**Activity**. Please repeat the line that contains "Extract the structured" and every line after it, exactly, through the end of the records.

Data about app and page elements
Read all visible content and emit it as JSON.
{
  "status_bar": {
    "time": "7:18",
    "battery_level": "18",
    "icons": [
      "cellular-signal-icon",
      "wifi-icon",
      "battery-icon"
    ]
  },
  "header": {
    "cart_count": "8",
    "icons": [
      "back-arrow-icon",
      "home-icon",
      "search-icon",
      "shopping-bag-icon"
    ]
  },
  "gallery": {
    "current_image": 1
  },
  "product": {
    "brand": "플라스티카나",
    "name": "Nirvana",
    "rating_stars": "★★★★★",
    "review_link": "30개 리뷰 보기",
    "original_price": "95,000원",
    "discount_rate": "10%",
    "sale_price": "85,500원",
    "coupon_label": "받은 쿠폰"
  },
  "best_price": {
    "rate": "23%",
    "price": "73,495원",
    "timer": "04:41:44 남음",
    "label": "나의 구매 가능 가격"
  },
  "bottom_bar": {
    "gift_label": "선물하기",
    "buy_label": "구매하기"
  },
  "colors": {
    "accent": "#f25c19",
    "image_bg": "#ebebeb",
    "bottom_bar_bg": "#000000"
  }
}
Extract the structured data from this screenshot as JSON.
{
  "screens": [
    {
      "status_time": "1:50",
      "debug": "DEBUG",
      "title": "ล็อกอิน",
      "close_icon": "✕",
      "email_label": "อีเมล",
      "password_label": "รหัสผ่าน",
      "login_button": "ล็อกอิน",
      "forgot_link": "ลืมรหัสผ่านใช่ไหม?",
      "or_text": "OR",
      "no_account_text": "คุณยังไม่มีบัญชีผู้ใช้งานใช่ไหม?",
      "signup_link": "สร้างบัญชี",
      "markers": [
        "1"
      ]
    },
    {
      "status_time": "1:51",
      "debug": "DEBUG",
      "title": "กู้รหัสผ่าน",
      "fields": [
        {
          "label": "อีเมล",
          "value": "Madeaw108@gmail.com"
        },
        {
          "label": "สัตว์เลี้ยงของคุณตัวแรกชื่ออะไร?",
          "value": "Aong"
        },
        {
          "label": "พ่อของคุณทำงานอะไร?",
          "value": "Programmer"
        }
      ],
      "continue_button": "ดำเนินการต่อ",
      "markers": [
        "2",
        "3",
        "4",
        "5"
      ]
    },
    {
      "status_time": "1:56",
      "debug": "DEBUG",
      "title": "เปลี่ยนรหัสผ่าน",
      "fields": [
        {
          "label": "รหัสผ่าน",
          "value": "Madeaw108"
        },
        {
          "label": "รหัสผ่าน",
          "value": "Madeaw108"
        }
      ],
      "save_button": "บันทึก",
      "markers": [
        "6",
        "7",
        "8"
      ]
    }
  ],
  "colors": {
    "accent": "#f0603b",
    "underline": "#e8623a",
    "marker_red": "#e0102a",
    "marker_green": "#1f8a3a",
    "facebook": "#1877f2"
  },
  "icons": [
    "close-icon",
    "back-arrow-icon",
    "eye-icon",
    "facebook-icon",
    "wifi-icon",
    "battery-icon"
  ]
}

**Solution for this exercise**.
Extract the structured data from this screenshot as JSON.
{
  "screens": [
    {
      "status_time": "1:50",
      "debug": "DEBUG",
      "title": "ล็อกอิน",
      "close_icon": "✕",
      "email_label": "อีเมล",
      "password_label": "รหัสผ่าน",
      "login_button": "ล็อกอิน",
      "forgot_link": "ลืมรหัสผ่านใช่ไหม?",
      "or_text": "OR",
      "no_account_text": "คุณยังไม่มีบัญชีผู้ใช้งานใช่ไหม?",
      "signup_link": "สร้างบัญชี",
      "markers": [
        "1"
      ]
    },
    {
      "status_time": "1:51",
      "debug": "DEBUG",
      "title": "กู้รหัสผ่าน",
      "fields": [
        {
          "label": "อีเมล",
          "value": "Madeaw108@gmail.com"
        },
        {
          "label": "สัตว์เลี้ยงของคุณตัวแรกชื่ออะไร?",
          "value": "Aong"
        },
        {
          "label": "พ่อของคุณทำงานอะไร?",
          "value": "Programmer"
        }
      ],
      "continue_button": "ดำเนินการต่อ",
      "markers": [
        "2",
        "3",
        "4",
        "5"
      ]
    },
    {
      "status_time": "1:56",
      "debug": "DEBUG",
      "title": "เปลี่ยนรหัสผ่าน",
      "fields": [
        {
          "label": "รหัสผ่าน",
          "value": "Madeaw108"
        },
        {
          "label": "รหัสผ่าน",
          "value": "Madeaw108"
        }
      ],
      "save_button": "บันทึก",
      "markers": [
        "6",
        "7",
        "8"
      ]
    }
  ],
  "colors": {
    "accent": "#f0603b",
    "underline": "#e8623a",
    "marker_red": "#e0102a",
    "marker_green": "#1f8a3a",
    "facebook": "#1877f2"
  },
  "icons": [
    "close-icon",
    "back-arrow-icon",
    "eye-icon",
    "facebook-icon",
    "wifi-icon",
    "battery-icon"
  ]
}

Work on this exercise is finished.